August 29, 2013
Simon Romero – The New York Times, 08/23/2013
Brazil’s highest court has long viewed itself as a bastion of manners and formality. Justices call one another “Your Excellency,” dress in billowing robes and wrap each utterance in grandiloquence, as if little had changed from the era when marquises and dukes held sway from their vast plantations.
But when the chief justice, Joaquim Barbosa, strides into the court, the other 10 excellencies brace themselves for whatever may come next.
In one televised feud, Mr. Barbosa questioned another justice about whether he would even be on the court had he not been appointed by his cousin, a former president impeached in 1992. With another justice, Mr. Barbosa rebuked him over what the chief justice considered his condescending tone, telling him he was not his “capanga,” a term describing a hired thug.
November 26, 2012
UTC – MercoPress, 11/23/2012
The son of a bricklayer and a cleaner Barbosa, 58, pledged in his swearing in “to fulfil the duties of the office of the President of the Federal Supreme Court and the National Council of Justice under the law.”
Barbosa’s elevation to the top judicial post in Brazil, the last country in the Americas to abolish slavery, in 1888, has been heralded as a breakthrough. Despite constituting a majority of the population (52%), Afro-Brazilians languish at the bottom of the socio-economic ladder. Only 2.2% of Afro descendants make it to university.
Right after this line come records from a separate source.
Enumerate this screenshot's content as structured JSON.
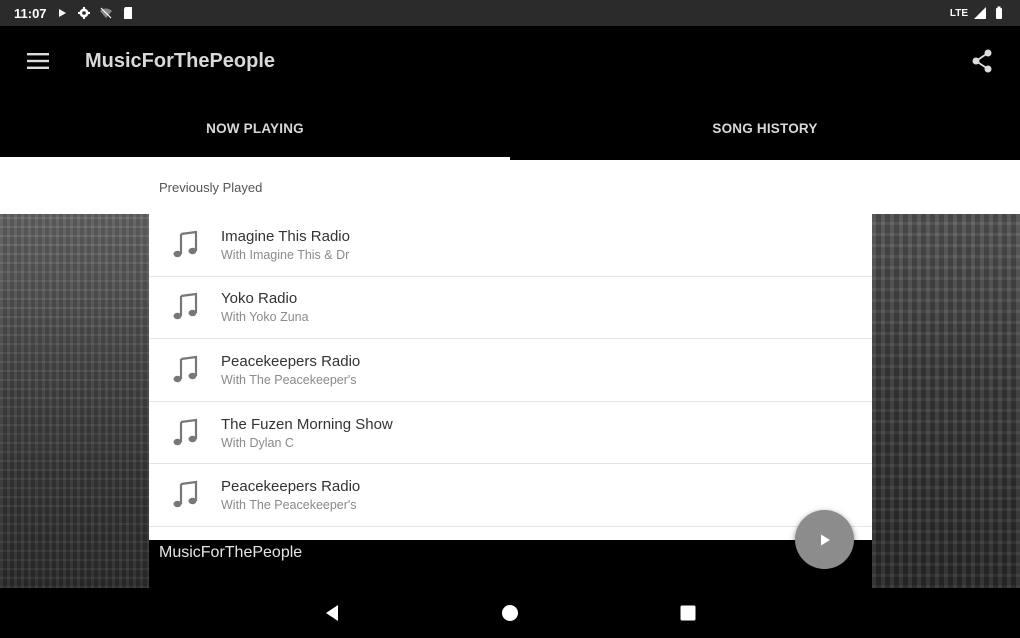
{
  "status_bar": {
    "time": "11:07",
    "network": "LTE",
    "icons": [
      "play-icon",
      "settings-icon",
      "wifi-off-icon",
      "sd-card-icon",
      "signal-icon",
      "battery-icon"
    ]
  },
  "app_bar": {
    "title": "MusicForThePeople",
    "menu_icon": "hamburger-menu-icon",
    "share_icon": "share-icon"
  },
  "tabs": [
    {
      "label": "NOW PLAYING",
      "active": true
    },
    {
      "label": "SONG HISTORY",
      "active": false
    }
  ],
  "history": {
    "header": "Previously Played",
    "items": [
      {
        "title": "Imagine This Radio",
        "subtitle": "With Imagine This & Dr"
      },
      {
        "title": "Yoko Radio",
        "subtitle": "With Yoko Zuna"
      },
      {
        "title": "Peacekeepers Radio",
        "subtitle": "With The Peacekeeper's"
      },
      {
        "title": "The Fuzen Morning Show",
        "subtitle": "With Dylan C"
      },
      {
        "title": "Peacekeepers Radio",
        "subtitle": "With The Peacekeeper's"
      }
    ]
  },
  "footer": {
    "station_name": "MusicForThePeople"
  },
  "fab": {
    "icon": "play-icon"
  },
  "colors": {
    "app_bar": "#000000",
    "tab_indicator": "#ffffff",
    "fab": "#8c8c8c"
  }
}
Barbosa shot to fame as the court’s most vocal critic of a congressional vote-buying scheme laid bare in an ongoing trial — dubbed “Mensalao” or “big monthly payments” — of former president Lula da Silva’s top aides.
The scandal nearly cost Lula re-election in 2006, but the 66-year-old founder and leader of the leftist Workers’ Party was cleared.
November 18, 2009
Brazil’s supreme court on Wednesday voted to extradite an Italian ex-militant, Cesare Battisti, wanted for multiple murders dating from the 1970s, despite a government order granting him political asylum.
The court was continuing constitutional deliberations to decide whether its verdict was final, or whether President Luiz Inacio Lula da Silva should have the final say in the case.
Chief justice Gilmar Mendes cast the decisive vote, breaking a deadlock among his eight colleagues that had dragged the extradition hearing out over more than two months.